:: REQUIRED WORK ::
Identify all lines below that hold "type" and collect them.
--- STORED DATA ---
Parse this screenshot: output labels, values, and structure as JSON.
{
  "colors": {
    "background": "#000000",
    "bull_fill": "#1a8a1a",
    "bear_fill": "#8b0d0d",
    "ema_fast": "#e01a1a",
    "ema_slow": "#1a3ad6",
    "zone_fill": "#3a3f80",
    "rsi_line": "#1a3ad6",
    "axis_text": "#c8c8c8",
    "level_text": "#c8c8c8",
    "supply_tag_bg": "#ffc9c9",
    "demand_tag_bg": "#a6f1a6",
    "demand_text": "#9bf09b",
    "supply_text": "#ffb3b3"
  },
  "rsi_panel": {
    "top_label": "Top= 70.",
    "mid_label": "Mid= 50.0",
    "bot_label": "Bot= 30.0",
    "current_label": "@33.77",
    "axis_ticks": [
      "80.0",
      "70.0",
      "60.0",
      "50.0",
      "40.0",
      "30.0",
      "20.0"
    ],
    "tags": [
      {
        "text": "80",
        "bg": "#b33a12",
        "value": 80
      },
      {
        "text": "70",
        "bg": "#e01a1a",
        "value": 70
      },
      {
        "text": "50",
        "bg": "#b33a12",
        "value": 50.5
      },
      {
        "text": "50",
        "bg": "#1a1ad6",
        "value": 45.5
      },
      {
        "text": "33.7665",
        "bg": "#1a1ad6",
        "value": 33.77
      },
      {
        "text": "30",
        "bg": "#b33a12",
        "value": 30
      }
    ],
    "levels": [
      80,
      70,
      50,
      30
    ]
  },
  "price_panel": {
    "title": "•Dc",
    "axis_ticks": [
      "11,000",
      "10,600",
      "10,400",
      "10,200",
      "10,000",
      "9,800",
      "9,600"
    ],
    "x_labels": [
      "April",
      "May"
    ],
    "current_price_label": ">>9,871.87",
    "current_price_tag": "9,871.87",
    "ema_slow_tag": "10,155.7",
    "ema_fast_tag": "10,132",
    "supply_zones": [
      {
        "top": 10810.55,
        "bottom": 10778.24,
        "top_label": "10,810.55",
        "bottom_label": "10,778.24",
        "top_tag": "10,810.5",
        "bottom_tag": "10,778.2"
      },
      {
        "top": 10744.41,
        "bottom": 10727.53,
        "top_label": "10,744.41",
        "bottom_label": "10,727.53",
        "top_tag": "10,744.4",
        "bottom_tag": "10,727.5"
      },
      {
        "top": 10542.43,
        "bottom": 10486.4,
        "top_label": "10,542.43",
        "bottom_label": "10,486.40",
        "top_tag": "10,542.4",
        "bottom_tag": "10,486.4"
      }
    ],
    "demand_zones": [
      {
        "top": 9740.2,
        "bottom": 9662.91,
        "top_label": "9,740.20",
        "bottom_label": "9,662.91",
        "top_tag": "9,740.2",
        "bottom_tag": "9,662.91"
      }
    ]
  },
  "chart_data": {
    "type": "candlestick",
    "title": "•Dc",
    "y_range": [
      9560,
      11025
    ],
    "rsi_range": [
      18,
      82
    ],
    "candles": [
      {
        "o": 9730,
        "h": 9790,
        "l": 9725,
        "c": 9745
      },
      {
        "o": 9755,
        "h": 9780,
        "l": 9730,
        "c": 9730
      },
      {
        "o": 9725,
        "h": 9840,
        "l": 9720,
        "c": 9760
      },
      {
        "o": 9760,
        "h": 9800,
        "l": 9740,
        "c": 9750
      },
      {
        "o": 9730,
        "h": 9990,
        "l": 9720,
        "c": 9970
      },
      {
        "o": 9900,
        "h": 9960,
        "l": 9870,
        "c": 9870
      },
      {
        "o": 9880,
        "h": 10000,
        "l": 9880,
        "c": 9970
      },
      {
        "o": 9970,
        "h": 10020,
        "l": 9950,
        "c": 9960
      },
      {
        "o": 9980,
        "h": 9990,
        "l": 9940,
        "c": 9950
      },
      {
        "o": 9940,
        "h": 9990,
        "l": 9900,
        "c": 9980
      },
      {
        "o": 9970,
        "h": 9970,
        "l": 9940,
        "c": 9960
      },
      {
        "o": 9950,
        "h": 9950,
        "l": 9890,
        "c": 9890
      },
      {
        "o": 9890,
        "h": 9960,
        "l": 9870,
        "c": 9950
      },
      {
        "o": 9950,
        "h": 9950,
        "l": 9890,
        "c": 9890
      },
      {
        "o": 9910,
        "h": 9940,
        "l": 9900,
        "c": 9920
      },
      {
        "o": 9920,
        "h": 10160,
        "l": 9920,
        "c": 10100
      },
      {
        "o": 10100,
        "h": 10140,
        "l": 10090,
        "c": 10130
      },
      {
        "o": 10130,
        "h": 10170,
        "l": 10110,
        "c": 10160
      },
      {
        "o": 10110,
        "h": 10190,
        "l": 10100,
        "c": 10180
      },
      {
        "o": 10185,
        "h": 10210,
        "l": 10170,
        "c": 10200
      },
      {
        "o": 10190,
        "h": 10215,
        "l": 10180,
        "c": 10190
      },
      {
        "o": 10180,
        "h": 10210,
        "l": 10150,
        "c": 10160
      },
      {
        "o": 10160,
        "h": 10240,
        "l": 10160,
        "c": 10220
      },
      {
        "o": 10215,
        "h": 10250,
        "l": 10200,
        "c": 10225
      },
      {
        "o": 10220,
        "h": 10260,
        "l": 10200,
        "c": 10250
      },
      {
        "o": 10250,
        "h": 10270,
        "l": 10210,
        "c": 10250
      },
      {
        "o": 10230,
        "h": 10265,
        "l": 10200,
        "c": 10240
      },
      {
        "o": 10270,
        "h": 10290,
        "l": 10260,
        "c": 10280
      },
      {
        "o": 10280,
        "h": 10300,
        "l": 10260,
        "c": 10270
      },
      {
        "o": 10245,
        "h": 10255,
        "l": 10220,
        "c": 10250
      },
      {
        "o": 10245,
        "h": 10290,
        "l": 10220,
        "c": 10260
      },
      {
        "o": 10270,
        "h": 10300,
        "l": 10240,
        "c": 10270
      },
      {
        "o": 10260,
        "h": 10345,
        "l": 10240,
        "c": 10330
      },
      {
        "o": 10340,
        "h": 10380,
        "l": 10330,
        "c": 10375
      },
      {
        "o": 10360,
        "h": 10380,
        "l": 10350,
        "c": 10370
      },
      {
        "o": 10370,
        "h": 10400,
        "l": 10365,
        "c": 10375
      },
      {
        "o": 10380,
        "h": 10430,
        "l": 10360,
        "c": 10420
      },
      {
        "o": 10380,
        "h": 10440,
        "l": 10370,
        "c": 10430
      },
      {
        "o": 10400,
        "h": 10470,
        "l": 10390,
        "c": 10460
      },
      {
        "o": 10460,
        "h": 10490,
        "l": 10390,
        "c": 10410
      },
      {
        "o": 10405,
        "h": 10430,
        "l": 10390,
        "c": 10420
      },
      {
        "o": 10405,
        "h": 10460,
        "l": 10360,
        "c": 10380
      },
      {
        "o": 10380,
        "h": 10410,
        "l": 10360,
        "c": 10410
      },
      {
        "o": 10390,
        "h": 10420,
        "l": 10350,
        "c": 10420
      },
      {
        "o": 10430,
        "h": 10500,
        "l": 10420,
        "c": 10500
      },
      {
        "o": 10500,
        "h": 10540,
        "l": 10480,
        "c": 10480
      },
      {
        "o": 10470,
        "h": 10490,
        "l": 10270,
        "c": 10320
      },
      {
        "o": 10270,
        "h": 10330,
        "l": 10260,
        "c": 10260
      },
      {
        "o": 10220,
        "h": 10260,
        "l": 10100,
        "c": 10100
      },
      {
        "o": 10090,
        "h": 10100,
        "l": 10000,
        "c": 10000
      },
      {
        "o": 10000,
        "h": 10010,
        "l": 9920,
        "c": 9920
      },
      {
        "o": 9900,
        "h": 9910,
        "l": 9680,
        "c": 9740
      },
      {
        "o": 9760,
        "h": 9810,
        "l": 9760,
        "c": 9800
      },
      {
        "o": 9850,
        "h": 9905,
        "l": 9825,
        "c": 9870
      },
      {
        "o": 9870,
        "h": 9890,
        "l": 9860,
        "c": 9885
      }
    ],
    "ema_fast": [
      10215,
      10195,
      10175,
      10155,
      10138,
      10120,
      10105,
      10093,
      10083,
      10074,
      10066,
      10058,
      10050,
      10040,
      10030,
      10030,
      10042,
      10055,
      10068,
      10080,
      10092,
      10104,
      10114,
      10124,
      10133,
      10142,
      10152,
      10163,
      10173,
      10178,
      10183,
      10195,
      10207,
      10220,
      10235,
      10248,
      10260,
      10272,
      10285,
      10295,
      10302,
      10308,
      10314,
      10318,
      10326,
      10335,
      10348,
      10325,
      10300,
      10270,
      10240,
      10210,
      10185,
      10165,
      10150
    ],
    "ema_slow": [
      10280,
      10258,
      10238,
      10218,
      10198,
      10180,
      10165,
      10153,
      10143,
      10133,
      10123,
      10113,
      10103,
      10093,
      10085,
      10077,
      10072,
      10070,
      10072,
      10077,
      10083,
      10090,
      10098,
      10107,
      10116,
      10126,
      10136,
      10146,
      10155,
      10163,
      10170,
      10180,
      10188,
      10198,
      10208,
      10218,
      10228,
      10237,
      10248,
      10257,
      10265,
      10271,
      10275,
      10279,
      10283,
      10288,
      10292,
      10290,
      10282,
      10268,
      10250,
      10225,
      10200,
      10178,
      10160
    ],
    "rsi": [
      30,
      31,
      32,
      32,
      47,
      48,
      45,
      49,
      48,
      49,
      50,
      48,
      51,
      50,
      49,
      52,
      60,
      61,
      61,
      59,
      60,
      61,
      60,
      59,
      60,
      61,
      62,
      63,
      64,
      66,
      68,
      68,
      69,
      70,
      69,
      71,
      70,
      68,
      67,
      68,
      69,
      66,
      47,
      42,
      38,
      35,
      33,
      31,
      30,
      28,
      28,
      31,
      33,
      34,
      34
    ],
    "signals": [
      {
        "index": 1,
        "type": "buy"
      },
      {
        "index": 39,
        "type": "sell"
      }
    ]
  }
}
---
:: EXERCISE ANSWER ::
    "type": "candlestick",
        "type": "buy"
        "type": "sell"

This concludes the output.